Wood, who was kicked off Twitter in the wake of the Capitol insurrection, was asked by the State Bar of Georgia to undergo a mental health exam in February as part of an investigation into his capacity to practice law.

Wood made the confidential investigation public on his Telegram channel, where he has amassed 850,000 followers. Wood has used that channel to call on his followers to harass the members of the disciplinary board and to raise money for his legal fight.

And rather than shying away from controversy while the investigation is conducted, Wood has instead leaned into it. Last month he appeared at the anti-vaxxer Health and Freedom conference in Tulsa where he spoke on stage and made Q gestures to the crowd.

Wood is also linked to Cyber Ninjas, the Florida company conducting the ongoing audit of ballots in Arizona, where the auditors are currently spending their time searching for bamboo fibers based on a wild conspiracy theory spread by a failed inventor who once hunted for the Ark of the Covenant.


Throughout all this, Wood has also been campaigning to become the chairman of the Republican Party in South Carolina, where a fellow QAnon promoter, Tracy Beanz, was recently elected to a GOP leadership position.

The documents filed in Atlanta this week reveal for the first time the scope of the investigation into Wood and the type of incidents that could see him lose his law licence.

Many of the incidents referred to in the documents come from another ongoing lawsuit against Wood in Fulton County, involving his former colleagues. These include allegations of physical violence. 

Wood attacked one of his colleagues in an elevator in the fall of 2019, and later that year, he attacked another colleague at his own home after the colleague went there out of concern for Wood’s well-being. Wood has acknowledged and apologized for the attacks.

He also made threats of violence in voicemails: In one message, he threatened to beat one of his former law colleagues with a switch until “he couldn’t sit down for 20 fucking years.” In another to the colleague he had previously attacked in the elevator, he said: “Man oh man, you’re glad you’re not with me in an elevator with me right now, buddy.”


In another message threatening to “destroy” a former colleague, Wood said: “By the time I am through with [him], he’s going to wish all I had done was fuck his wife.”

The Fulton County lawsuit also says that Wood was concerned about the details of his attacks against his former colleagues coming to light because he was worried that it would undermine his imminent receipt of the Presidential Medal of Freedom and appointment as the Chief Justice of the United States Supreme Court. 
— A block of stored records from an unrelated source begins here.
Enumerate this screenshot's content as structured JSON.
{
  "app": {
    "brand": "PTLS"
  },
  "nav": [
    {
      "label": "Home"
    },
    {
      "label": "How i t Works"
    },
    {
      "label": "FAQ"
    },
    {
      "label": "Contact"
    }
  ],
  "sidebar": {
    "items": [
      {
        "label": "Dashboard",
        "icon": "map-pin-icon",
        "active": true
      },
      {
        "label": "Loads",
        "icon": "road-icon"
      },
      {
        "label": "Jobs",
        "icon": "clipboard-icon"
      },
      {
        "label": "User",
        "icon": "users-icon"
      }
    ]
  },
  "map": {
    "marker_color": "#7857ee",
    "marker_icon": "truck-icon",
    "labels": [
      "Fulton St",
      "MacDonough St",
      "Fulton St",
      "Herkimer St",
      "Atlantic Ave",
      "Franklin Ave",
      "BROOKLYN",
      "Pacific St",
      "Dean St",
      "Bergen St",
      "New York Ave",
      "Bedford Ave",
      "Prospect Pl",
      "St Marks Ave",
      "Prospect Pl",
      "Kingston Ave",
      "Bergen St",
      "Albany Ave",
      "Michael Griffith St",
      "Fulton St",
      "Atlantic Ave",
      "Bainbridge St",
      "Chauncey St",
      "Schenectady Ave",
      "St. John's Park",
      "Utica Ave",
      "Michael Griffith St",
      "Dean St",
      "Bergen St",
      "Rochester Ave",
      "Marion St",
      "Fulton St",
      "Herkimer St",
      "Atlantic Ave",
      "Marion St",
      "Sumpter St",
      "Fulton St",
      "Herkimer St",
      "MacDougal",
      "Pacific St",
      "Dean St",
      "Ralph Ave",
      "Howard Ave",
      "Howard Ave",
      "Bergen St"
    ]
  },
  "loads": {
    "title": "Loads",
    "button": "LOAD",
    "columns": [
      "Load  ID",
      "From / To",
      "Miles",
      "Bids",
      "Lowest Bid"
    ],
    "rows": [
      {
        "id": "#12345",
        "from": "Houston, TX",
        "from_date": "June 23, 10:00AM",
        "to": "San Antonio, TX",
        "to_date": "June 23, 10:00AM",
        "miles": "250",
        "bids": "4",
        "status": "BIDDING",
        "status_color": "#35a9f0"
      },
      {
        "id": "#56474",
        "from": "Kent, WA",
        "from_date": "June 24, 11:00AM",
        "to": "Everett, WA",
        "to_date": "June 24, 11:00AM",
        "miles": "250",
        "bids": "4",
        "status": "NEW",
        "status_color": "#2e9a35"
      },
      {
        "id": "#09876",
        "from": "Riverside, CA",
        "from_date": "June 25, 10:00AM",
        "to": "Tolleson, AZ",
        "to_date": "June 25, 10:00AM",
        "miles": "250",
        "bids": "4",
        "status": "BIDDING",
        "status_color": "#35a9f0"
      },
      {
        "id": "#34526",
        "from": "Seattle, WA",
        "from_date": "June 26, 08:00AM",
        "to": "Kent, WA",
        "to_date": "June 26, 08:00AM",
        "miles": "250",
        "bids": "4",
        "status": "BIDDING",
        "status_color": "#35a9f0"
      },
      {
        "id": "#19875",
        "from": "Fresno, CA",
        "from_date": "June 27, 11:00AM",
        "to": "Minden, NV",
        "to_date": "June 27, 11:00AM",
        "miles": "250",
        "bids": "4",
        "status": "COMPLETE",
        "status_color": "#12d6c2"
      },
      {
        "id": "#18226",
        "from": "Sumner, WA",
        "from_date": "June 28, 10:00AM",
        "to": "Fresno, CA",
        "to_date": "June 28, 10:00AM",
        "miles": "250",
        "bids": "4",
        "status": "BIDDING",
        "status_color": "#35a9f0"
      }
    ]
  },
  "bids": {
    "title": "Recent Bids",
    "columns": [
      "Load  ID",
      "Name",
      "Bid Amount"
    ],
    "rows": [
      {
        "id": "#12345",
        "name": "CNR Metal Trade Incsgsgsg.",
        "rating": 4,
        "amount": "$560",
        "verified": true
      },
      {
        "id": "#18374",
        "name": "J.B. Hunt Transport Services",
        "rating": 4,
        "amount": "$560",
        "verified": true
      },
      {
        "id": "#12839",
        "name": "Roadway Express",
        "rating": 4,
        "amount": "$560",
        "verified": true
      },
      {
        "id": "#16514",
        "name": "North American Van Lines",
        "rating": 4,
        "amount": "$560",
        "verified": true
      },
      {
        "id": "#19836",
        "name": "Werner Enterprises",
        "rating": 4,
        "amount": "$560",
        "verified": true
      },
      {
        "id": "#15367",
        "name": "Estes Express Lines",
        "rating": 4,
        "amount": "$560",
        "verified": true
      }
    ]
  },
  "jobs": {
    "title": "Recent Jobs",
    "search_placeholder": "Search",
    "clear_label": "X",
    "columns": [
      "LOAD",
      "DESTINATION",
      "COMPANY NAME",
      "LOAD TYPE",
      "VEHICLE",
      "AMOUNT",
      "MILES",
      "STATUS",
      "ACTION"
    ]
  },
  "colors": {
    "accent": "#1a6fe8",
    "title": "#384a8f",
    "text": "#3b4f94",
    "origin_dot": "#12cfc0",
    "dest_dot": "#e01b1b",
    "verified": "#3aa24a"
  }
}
Wood allegedly believed that he would be appointed to the highest seat in the U.S. justice system based on a prophecy he heard in a YouTube video and a conspiracy theory that Chief Justice John Roberts would be revealed to be part of Jeffrey Epstein’s sex trafficking ring and was being blackmailed by liberals to rule in their favor.

The filing by the State Bar of Georgia’s disciplinary board flagged Wood’s previous calls to execute Mike Pence, that Chief Justice Roberts was part of a child sex-trafficking ring, and that Hilary Clinton and the FBI were involved in a plot to execute federal judges in 2016. 

And it also noted that Wood recently had his permission to appear in a Delaware court revoked by a judge who said Wood’s post-election lawsuits on behalf of former President Donald Trump “exhibited a toxic stew of mendacity, prevarication, and surprising incompetence.”